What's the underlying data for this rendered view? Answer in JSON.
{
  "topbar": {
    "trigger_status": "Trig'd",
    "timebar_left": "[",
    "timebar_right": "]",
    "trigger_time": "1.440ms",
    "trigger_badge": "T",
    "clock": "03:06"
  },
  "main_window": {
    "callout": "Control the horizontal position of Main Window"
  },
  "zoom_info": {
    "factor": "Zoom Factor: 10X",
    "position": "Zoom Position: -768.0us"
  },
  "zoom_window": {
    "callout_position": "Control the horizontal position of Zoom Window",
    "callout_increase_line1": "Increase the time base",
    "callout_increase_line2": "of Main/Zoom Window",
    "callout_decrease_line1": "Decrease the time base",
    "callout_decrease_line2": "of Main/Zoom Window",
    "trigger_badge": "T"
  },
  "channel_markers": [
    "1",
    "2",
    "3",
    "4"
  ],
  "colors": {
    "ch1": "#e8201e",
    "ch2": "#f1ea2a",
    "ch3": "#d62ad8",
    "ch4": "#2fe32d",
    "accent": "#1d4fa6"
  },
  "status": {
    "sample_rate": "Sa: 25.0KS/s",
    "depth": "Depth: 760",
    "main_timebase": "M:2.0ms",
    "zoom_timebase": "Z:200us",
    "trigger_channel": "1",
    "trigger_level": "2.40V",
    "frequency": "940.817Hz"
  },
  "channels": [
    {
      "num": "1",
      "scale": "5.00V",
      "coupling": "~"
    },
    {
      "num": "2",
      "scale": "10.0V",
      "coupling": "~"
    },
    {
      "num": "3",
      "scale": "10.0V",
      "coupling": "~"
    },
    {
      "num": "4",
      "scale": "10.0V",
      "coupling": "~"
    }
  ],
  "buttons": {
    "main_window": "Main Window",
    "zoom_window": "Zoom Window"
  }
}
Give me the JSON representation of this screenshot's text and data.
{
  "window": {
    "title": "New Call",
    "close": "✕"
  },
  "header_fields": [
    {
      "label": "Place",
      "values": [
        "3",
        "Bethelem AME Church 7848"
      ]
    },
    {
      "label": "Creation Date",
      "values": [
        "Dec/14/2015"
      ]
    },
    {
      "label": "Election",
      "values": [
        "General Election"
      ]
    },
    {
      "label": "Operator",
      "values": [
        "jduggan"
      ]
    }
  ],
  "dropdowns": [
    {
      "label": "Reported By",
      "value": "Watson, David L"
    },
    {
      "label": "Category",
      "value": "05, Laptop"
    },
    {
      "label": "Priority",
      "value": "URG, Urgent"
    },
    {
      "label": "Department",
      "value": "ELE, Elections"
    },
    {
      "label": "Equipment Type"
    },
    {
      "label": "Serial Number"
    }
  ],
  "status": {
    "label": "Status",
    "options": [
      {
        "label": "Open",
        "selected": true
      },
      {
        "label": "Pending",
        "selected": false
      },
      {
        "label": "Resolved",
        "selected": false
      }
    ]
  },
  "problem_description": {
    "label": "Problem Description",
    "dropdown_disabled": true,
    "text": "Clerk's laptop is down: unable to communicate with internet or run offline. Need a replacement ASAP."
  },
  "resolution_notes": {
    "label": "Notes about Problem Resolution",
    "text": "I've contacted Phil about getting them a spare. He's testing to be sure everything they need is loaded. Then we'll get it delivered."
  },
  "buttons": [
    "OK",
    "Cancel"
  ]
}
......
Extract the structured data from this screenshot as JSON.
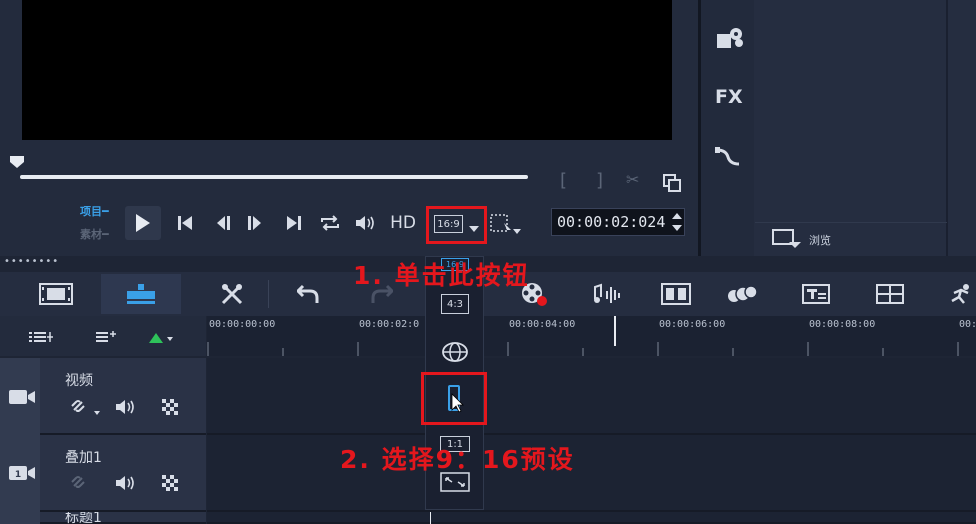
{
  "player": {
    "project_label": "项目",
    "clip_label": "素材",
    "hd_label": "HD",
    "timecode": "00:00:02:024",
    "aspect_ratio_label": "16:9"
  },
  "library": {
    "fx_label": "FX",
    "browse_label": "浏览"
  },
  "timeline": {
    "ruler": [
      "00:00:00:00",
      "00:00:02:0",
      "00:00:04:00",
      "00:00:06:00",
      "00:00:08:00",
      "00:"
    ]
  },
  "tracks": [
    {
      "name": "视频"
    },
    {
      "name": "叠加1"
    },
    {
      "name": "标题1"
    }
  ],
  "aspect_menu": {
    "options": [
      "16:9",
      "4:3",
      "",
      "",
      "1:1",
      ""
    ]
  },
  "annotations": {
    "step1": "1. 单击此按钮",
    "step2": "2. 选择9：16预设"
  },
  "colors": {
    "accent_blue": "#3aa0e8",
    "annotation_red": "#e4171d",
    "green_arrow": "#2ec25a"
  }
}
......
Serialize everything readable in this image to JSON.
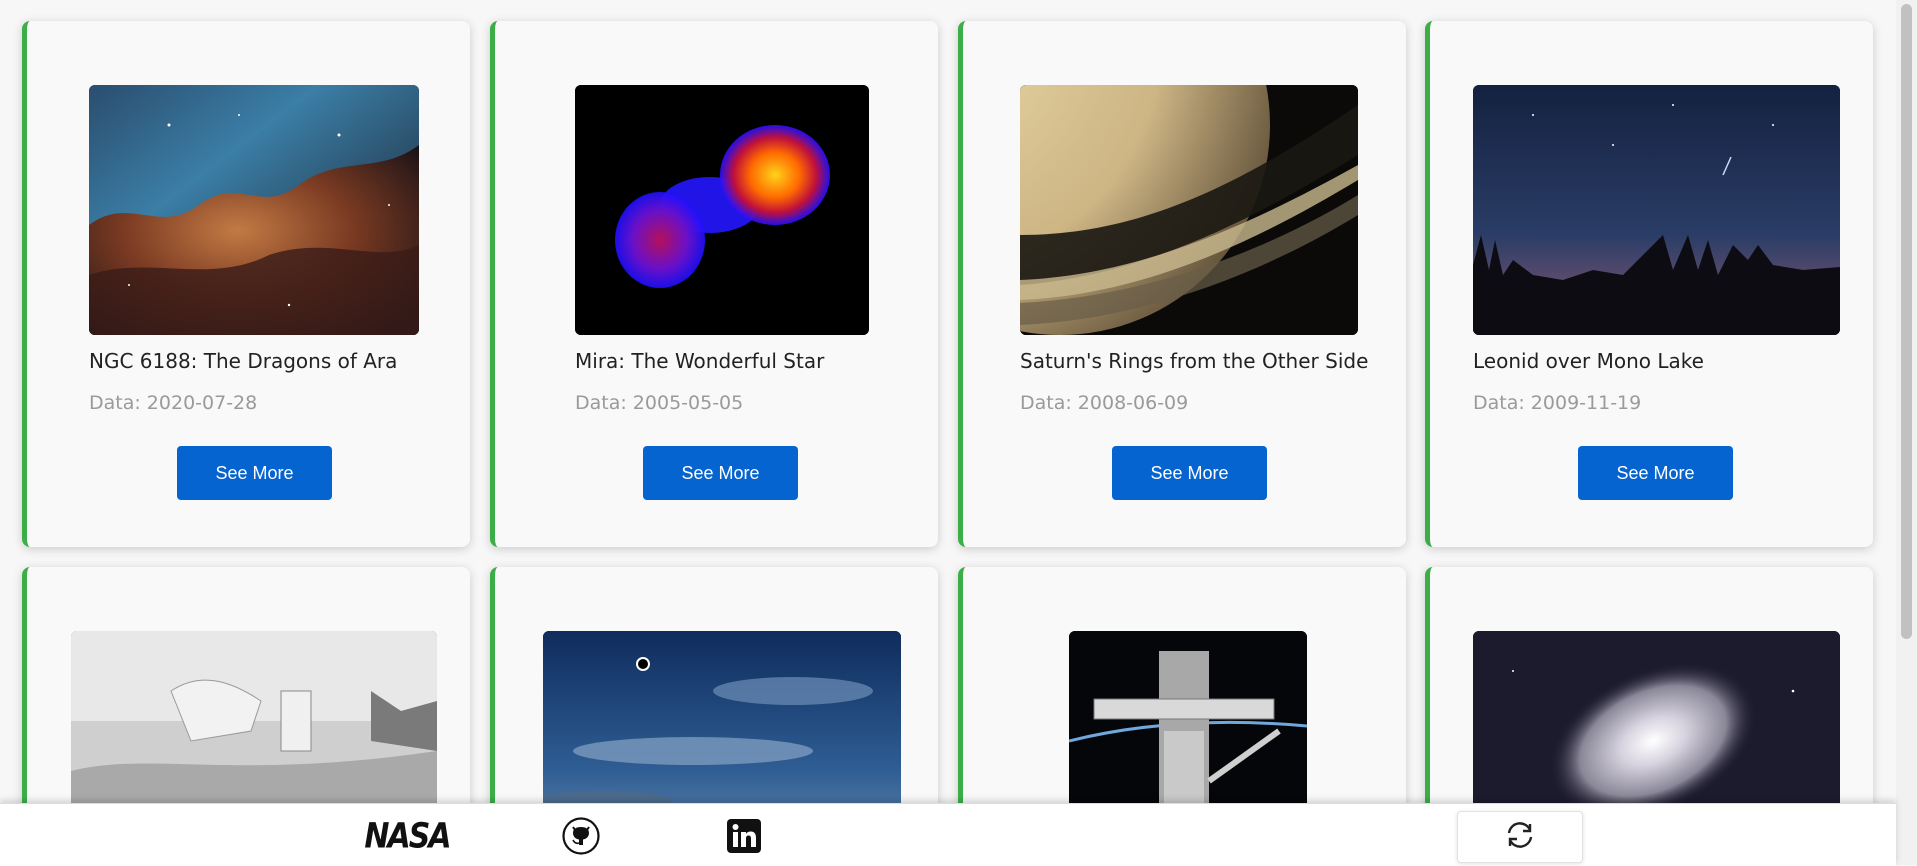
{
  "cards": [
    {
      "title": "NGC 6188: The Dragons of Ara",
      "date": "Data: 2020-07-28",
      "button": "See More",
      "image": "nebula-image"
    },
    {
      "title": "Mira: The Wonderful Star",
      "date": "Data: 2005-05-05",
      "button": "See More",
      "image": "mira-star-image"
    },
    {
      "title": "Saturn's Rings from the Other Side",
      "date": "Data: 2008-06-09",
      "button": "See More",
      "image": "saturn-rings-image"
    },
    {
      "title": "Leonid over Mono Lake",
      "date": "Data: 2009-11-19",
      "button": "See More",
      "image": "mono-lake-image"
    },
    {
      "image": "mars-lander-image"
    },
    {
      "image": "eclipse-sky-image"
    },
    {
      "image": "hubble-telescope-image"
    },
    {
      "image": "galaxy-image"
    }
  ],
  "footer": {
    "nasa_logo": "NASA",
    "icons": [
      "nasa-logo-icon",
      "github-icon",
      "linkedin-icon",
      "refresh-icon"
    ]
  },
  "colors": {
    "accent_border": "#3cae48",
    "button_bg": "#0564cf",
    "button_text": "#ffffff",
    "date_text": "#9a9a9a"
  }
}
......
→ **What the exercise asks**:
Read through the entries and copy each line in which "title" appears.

→ **Your solution**:
    "title": "New Call",
      "title": "NGC 6188: The Dragons of Ara",
      "title": "Mira: The Wonderful Star",
      "title": "Saturn's Rings from the Other Side",
      "title": "Leonid over Mono Lake",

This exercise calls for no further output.